Copy out the records again. Change nothing.

Material provided Block Start

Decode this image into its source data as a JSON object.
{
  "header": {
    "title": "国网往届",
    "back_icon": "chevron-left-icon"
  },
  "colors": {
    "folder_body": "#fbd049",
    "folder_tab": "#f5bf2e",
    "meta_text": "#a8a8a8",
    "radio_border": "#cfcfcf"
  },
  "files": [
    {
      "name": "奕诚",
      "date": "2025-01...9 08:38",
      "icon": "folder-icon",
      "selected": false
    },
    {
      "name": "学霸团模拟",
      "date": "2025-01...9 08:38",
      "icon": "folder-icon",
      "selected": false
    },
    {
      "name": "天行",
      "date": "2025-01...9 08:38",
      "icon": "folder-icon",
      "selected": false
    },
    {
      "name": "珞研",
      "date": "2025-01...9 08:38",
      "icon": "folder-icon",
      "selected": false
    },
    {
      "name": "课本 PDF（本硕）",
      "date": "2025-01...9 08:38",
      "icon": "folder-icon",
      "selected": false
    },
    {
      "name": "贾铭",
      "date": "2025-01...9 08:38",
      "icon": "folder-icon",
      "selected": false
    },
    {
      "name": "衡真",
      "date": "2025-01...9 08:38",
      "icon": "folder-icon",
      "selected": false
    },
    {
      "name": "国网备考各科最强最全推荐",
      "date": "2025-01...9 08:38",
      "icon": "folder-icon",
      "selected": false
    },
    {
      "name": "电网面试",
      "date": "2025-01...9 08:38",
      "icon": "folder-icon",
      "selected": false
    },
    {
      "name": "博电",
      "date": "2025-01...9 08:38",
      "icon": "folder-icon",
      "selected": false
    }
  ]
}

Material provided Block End

◆ Answer box ◆
Decode this image into its source data as a JSON object.
{
  "header": {
    "title": "国网往届",
    "back_icon": "chevron-left-icon"
  },
  "colors": {
    "folder_body": "#fbd049",
    "folder_tab": "#f5bf2e",
    "meta_text": "#a8a8a8",
    "radio_border": "#cfcfcf"
  },
  "files": [
    {
      "name": "奕诚",
      "date": "2025-01...9 08:38",
      "icon": "folder-icon",
      "selected": false
    },
    {
      "name": "学霸团模拟",
      "date": "2025-01...9 08:38",
      "icon": "folder-icon",
      "selected": false
    },
    {
      "name": "天行",
      "date": "2025-01...9 08:38",
      "icon": "folder-icon",
      "selected": false
    },
    {
      "name": "珞研",
      "date": "2025-01...9 08:38",
      "icon": "folder-icon",
      "selected": false
    },
    {
      "name": "课本 PDF（本硕）",
      "date": "2025-01...9 08:38",
      "icon": "folder-icon",
      "selected": false
    },
    {
      "name": "贾铭",
      "date": "2025-01...9 08:38",
      "icon": "folder-icon",
      "selected": false
    },
    {
      "name": "衡真",
      "date": "2025-01...9 08:38",
      "icon": "folder-icon",
      "selected": false
    },
    {
      "name": "国网备考各科最强最全推荐",
      "date": "2025-01...9 08:38",
      "icon": "folder-icon",
      "selected": false
    },
    {
      "name": "电网面试",
      "date": "2025-01...9 08:38",
      "icon": "folder-icon",
      "selected": false
    },
    {
      "name": "博电",
      "date": "2025-01...9 08:38",
      "icon": "folder-icon",
      "selected": false
    }
  ]
}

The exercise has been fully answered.